EXERCISE DETAILS
The task calls for each line of the records below in which the word "from" appears.

AVAILABLE RECORDS
>>>>>
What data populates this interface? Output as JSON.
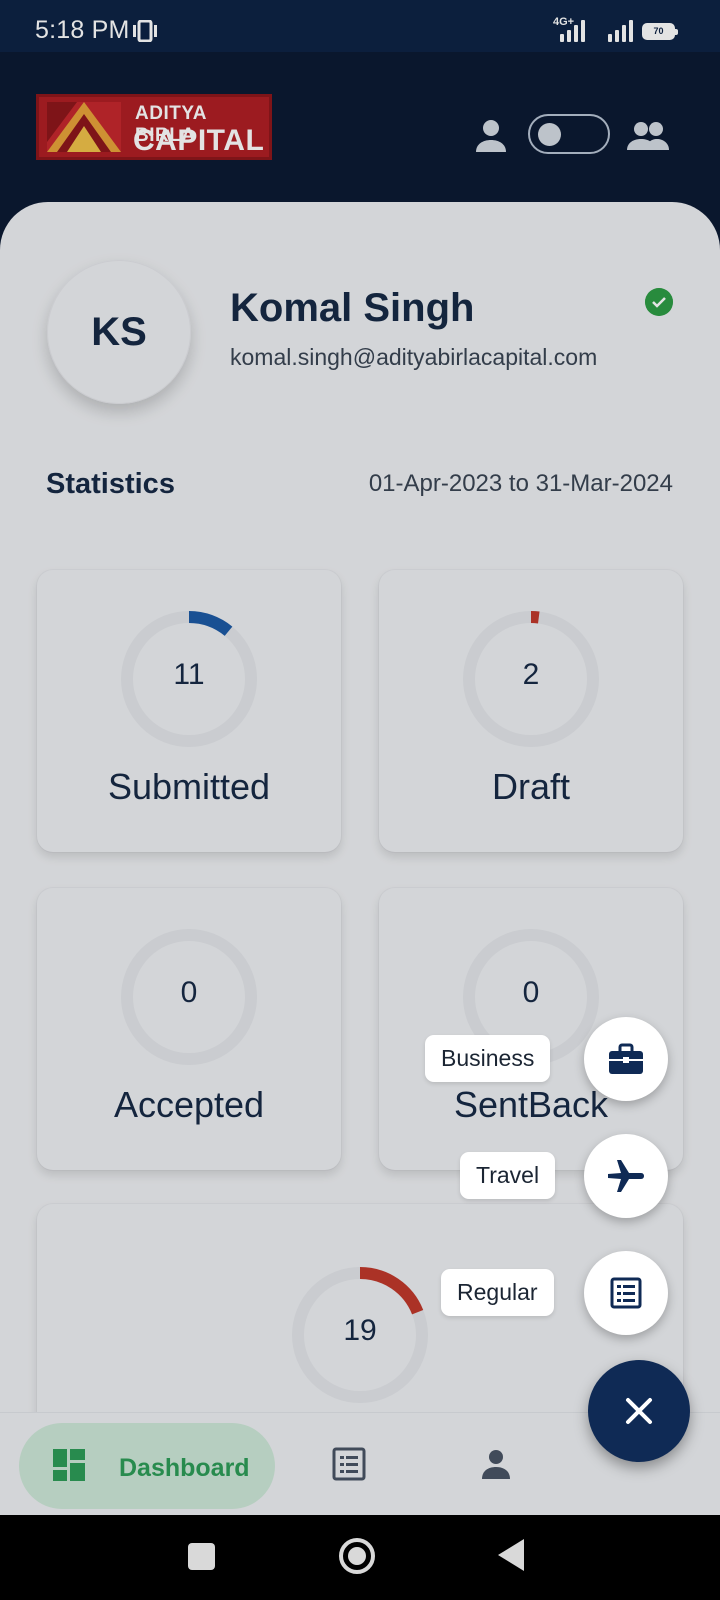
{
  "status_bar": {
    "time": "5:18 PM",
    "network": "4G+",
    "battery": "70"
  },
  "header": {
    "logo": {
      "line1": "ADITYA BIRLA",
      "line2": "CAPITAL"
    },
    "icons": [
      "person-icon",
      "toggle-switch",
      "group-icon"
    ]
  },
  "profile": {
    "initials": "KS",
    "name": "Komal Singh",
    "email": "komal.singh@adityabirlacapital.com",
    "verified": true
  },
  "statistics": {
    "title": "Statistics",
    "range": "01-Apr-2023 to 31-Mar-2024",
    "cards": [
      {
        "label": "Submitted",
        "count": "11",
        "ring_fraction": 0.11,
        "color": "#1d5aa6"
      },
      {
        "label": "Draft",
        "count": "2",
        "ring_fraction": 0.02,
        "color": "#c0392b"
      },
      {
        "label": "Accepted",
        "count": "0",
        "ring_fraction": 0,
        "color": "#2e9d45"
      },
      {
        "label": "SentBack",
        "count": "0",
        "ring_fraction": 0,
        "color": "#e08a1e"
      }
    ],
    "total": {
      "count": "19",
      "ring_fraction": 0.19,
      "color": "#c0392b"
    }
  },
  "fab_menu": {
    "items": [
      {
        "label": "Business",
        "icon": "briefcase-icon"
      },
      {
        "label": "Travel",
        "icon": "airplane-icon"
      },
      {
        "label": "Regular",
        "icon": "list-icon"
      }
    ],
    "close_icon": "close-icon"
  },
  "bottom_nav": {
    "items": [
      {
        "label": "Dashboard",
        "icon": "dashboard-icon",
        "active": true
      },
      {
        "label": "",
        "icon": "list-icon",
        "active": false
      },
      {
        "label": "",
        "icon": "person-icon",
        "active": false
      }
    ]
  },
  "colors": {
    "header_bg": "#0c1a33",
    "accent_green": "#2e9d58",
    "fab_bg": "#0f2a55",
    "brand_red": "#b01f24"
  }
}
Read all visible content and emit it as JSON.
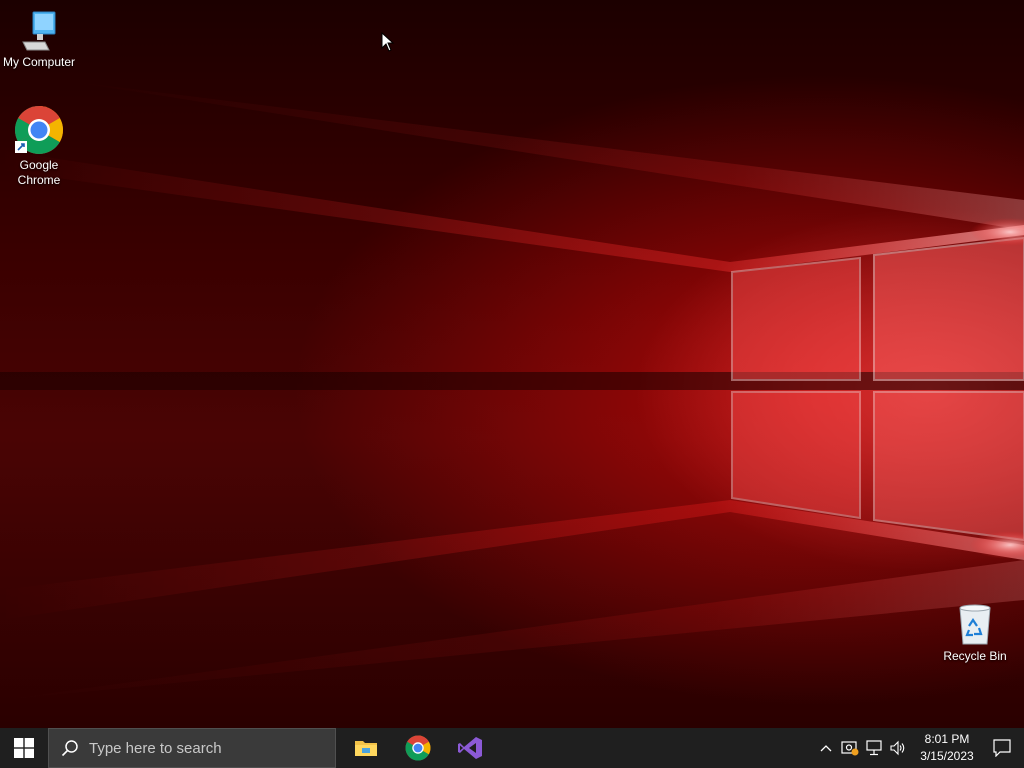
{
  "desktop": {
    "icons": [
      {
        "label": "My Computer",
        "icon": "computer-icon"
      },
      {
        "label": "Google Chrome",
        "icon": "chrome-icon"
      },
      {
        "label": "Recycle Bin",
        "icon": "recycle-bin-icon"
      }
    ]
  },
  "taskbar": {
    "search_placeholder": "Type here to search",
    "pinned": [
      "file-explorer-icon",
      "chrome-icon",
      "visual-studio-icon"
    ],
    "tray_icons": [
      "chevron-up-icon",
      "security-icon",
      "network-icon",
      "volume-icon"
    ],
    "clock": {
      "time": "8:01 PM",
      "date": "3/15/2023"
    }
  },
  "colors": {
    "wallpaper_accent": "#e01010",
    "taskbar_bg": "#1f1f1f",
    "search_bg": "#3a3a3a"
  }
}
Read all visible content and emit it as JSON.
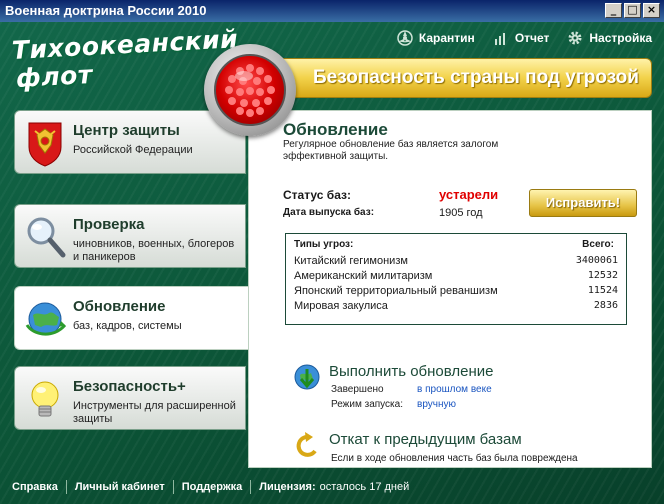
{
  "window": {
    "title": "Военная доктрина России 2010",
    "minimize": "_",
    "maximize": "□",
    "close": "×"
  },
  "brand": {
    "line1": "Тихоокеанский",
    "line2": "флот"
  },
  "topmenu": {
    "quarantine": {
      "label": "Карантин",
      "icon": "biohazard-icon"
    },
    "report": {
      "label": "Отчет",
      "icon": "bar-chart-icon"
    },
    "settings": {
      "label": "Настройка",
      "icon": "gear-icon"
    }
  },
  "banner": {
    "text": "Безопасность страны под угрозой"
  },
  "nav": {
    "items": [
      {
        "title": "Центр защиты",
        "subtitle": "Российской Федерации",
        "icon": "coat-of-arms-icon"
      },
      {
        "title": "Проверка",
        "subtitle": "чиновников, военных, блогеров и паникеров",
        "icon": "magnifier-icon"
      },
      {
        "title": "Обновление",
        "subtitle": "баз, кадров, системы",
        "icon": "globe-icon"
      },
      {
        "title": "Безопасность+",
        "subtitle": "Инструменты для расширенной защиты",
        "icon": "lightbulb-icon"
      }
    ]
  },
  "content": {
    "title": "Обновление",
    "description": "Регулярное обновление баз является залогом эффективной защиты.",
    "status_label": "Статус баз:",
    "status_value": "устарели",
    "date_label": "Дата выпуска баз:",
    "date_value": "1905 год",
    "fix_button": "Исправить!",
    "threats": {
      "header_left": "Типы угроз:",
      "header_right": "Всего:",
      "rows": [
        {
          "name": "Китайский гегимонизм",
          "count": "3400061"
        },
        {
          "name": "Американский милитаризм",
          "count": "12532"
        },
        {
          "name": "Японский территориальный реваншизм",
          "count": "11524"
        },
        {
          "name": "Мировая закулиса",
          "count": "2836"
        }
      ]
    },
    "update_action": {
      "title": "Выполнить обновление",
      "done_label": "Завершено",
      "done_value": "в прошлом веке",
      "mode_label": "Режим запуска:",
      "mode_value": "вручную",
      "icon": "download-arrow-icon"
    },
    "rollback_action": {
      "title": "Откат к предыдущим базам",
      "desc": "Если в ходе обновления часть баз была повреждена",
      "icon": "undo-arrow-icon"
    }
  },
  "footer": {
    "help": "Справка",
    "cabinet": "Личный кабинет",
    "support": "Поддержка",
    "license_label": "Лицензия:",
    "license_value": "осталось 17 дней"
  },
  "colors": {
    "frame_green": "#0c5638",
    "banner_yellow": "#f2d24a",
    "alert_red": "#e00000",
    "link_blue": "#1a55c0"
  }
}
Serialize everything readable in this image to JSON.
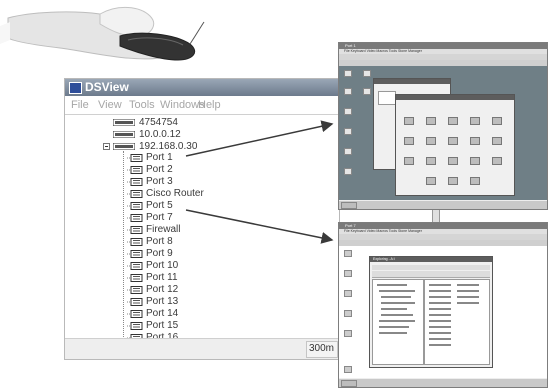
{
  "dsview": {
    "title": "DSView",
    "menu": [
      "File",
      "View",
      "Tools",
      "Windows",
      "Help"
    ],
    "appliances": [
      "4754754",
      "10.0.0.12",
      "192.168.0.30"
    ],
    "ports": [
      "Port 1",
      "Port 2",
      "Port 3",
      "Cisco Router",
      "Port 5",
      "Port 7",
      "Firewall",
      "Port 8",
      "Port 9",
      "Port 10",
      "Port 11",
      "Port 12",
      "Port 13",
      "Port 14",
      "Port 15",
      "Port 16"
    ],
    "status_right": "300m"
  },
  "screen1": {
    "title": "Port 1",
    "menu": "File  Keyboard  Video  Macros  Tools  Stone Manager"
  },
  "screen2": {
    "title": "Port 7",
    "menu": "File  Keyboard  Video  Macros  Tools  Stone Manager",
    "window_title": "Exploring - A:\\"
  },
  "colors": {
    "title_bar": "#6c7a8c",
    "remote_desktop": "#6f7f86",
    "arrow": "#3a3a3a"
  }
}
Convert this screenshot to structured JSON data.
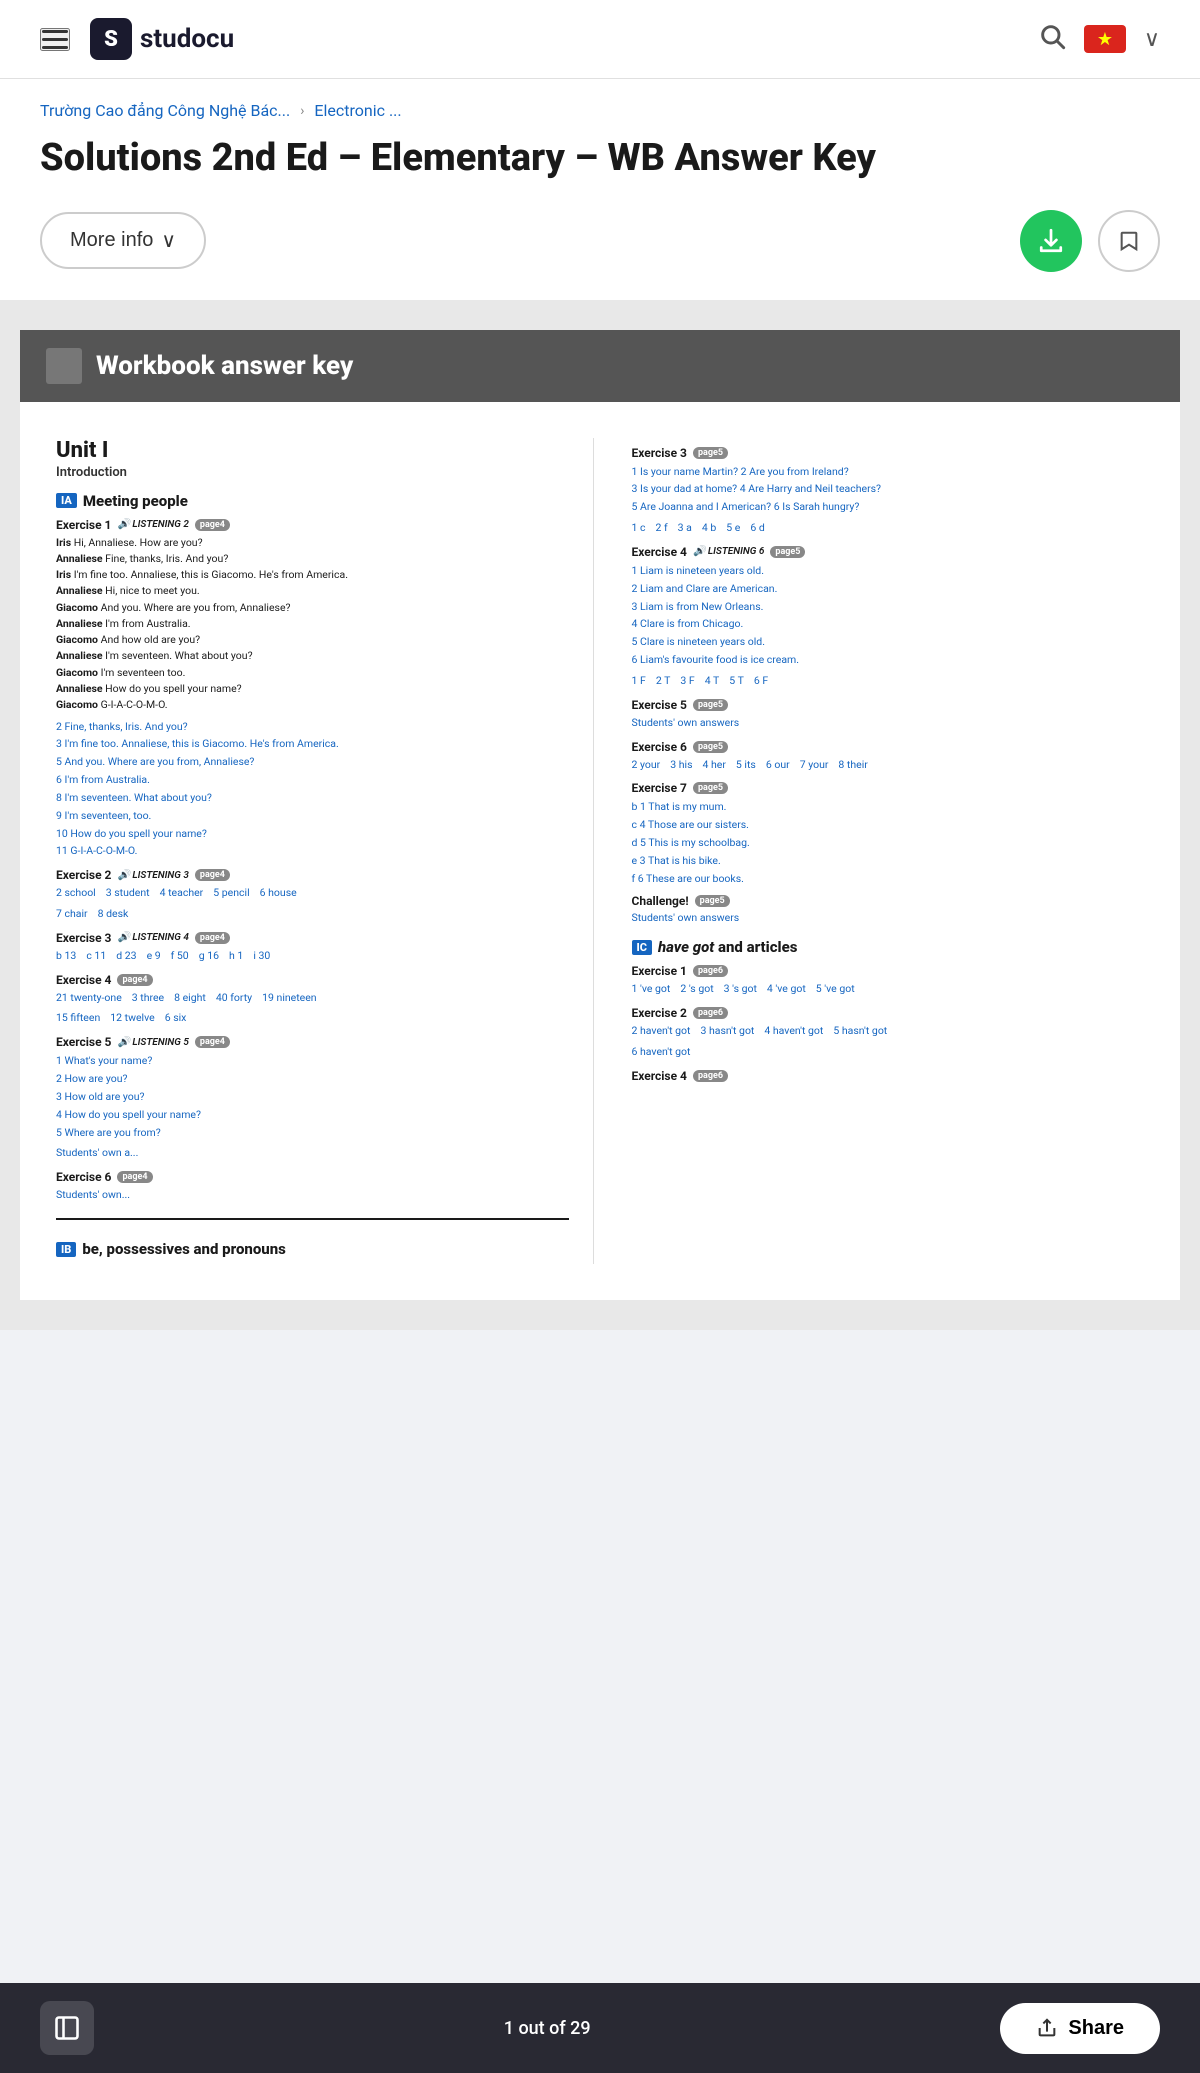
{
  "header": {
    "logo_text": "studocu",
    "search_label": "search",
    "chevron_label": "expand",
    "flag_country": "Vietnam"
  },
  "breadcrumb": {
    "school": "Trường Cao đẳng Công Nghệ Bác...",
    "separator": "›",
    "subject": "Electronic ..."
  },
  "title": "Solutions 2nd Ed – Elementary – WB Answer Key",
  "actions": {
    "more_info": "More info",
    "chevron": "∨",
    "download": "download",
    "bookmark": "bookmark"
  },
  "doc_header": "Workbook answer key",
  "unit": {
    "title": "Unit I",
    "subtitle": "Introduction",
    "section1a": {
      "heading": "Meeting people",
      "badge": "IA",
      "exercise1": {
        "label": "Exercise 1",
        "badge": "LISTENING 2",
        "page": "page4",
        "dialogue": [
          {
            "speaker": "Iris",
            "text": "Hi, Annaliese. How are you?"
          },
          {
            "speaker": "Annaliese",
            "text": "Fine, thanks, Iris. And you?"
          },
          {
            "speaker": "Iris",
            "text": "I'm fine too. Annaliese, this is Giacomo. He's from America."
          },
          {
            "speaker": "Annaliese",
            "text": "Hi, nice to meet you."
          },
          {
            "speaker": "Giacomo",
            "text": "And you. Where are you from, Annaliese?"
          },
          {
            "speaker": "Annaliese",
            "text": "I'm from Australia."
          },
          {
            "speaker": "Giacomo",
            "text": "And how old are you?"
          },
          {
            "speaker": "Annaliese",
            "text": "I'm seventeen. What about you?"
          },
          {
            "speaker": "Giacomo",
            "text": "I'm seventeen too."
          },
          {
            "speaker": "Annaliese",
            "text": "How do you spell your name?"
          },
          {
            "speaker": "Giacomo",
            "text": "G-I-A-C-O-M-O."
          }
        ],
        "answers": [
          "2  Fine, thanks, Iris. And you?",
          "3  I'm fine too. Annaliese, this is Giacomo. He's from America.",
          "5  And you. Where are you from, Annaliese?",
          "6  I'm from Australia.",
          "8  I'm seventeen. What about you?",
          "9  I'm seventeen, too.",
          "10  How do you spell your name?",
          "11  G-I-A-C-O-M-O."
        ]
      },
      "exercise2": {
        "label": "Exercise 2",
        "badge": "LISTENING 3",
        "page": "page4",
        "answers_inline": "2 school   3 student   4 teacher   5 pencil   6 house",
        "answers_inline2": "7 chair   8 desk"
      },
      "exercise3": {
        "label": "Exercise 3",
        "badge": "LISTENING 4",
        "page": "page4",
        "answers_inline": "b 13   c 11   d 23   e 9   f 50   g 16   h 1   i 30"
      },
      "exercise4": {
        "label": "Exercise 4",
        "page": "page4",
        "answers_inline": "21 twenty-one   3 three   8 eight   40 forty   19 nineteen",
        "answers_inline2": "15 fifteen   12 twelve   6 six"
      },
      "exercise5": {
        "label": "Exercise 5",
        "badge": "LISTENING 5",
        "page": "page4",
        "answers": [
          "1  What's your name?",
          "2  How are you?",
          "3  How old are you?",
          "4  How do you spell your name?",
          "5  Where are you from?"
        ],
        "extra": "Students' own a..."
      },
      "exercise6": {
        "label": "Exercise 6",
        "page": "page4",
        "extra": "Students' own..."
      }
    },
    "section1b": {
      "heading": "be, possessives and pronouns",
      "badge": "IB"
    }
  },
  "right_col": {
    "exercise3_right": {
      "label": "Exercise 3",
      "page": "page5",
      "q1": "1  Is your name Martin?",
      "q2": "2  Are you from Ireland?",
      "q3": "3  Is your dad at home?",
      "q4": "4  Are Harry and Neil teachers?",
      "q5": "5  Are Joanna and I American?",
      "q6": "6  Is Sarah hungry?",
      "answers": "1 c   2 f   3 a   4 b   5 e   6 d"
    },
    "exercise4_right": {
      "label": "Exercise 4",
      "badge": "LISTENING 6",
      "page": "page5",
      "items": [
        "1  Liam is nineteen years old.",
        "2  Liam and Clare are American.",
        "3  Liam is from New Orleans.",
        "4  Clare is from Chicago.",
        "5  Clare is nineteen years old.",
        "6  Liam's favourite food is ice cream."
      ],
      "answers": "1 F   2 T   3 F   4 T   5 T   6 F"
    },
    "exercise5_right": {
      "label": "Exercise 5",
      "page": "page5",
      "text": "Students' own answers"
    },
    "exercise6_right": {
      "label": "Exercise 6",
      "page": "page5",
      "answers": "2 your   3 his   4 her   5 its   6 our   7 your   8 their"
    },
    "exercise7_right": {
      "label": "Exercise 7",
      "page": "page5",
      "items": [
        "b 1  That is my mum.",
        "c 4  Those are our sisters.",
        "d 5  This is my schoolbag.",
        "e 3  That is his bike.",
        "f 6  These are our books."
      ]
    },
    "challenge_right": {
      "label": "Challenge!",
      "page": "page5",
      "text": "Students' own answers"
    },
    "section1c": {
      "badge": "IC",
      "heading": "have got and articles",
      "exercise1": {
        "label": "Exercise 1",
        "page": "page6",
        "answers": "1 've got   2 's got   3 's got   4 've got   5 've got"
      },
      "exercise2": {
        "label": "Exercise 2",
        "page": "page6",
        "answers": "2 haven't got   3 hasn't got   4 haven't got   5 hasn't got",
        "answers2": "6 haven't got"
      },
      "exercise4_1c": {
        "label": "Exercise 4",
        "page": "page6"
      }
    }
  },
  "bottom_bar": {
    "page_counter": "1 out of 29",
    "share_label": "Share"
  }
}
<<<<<
COMPLETED EXERCISE
            "text": "I'm fine too. Annaliese, this is Giacomo. He's from America."
            "text": "And you. Where are you from, Annaliese?"
            "text": "I'm from Australia."
          "3  I'm fine too. Annaliese, this is Giacomo. He's from America.",
          "5  And you. Where are you from, Annaliese?",
          "6  I'm from Australia.",
          "5  Where are you from?"
      "q2": "2  Are you from Ireland?",
        "3  Liam is from New Orleans.",
        "4  Clare is from Chicago.",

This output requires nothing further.